FACTS: Claimant was a dispatcher at the Benzie County Sheriff’s Office. For the first five months of his employment, Claimant was working an average of 40 hours per week. Over the summer, as a result of a myriad of factors, Claimant voluntarily worked an average of 18.25 hours per week. When Claimant saw that he was only scheduled for 3 days of work (16-20 hours) for the entirety of the next month (which he has not requested), Claimant voluntarily terminated his employment.

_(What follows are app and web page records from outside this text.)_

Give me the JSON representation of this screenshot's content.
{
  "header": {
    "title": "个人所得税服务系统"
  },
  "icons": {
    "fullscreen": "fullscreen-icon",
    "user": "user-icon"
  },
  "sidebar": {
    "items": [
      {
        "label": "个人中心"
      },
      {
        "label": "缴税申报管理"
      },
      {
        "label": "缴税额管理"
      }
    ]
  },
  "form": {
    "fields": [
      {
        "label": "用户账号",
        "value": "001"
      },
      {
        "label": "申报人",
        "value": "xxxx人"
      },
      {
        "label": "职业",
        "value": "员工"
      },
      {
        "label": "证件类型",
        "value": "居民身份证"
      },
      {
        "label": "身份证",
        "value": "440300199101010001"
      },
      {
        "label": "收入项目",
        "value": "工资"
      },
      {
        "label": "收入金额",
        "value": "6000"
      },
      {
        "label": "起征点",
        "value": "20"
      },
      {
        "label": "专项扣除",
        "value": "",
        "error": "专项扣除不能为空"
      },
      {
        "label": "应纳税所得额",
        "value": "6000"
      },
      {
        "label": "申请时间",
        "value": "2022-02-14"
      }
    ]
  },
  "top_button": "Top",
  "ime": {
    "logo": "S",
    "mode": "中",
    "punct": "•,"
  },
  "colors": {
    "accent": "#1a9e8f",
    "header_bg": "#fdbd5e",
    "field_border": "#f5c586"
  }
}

Claimant applied for unemployment benefits but was denied. He subsequently appealed this decision and the Board of Review upheld the denial of benefits due to the fact that (1) Claimant could not show proof that he was guaranteed a certain number of hours per week and (2) Claimant failed to show that a reasonable person would have quit instead of filing a grievance under the collective bargaining agreement that governed Claimant’s employment. Claimant then submitted a request a rehearing which was denied.

DECISION: The Board of Review decision is reversed and Claimant is entitled to unemployment benefits.

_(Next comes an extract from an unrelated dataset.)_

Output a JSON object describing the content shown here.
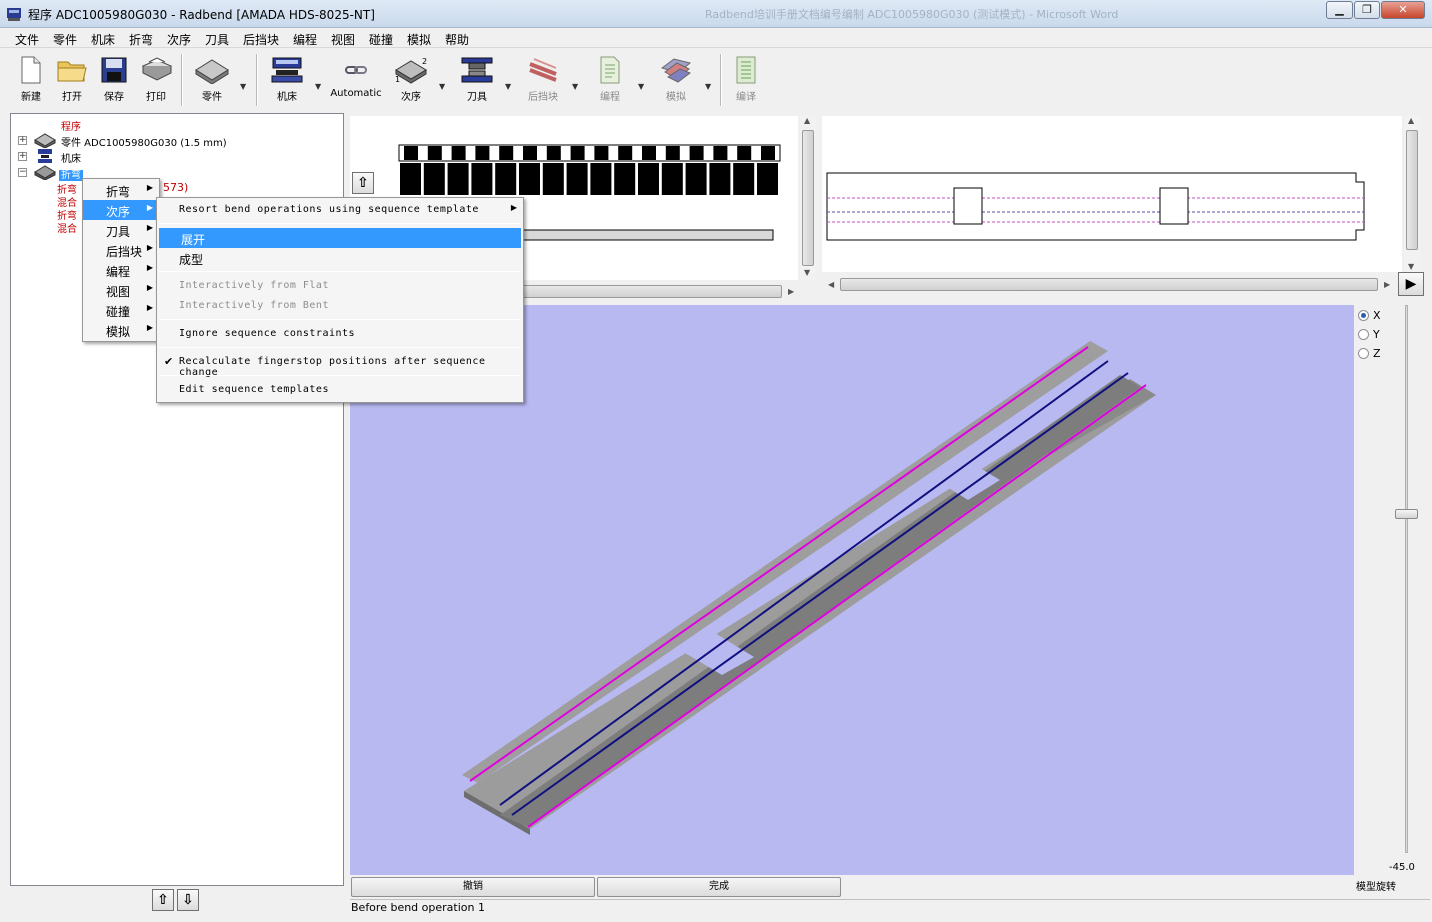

RATIONALE: As a matter of public policy, a non-voluntary, significant reduction in wages constitutes good cause attributable to the employer. If the court did not allow this to constitute good cause, this could allow employers to reduce wages near benefit level instead of releasing an employee. This would compel the employee’s resignation while simultaneously making them ineligible for benefits. Robertson v. Brown, 139 So. 2d 226, 229, 100 ALR 2d 1052 (La. Ct. App. 1962). This could make reducing hours a weapon of control for employers to make employees comply with their demands. Bunny’s Waffle Shop, Inc. v. Cal. Emp’t Comm’n, 151 P.2d 224, 227-28, 24 Cal. 2d 735, 741-43 (1944).

Digest Author: Cydney Warburton, Michigan Law, Class of 2017
Digest Updated: 1/6/2016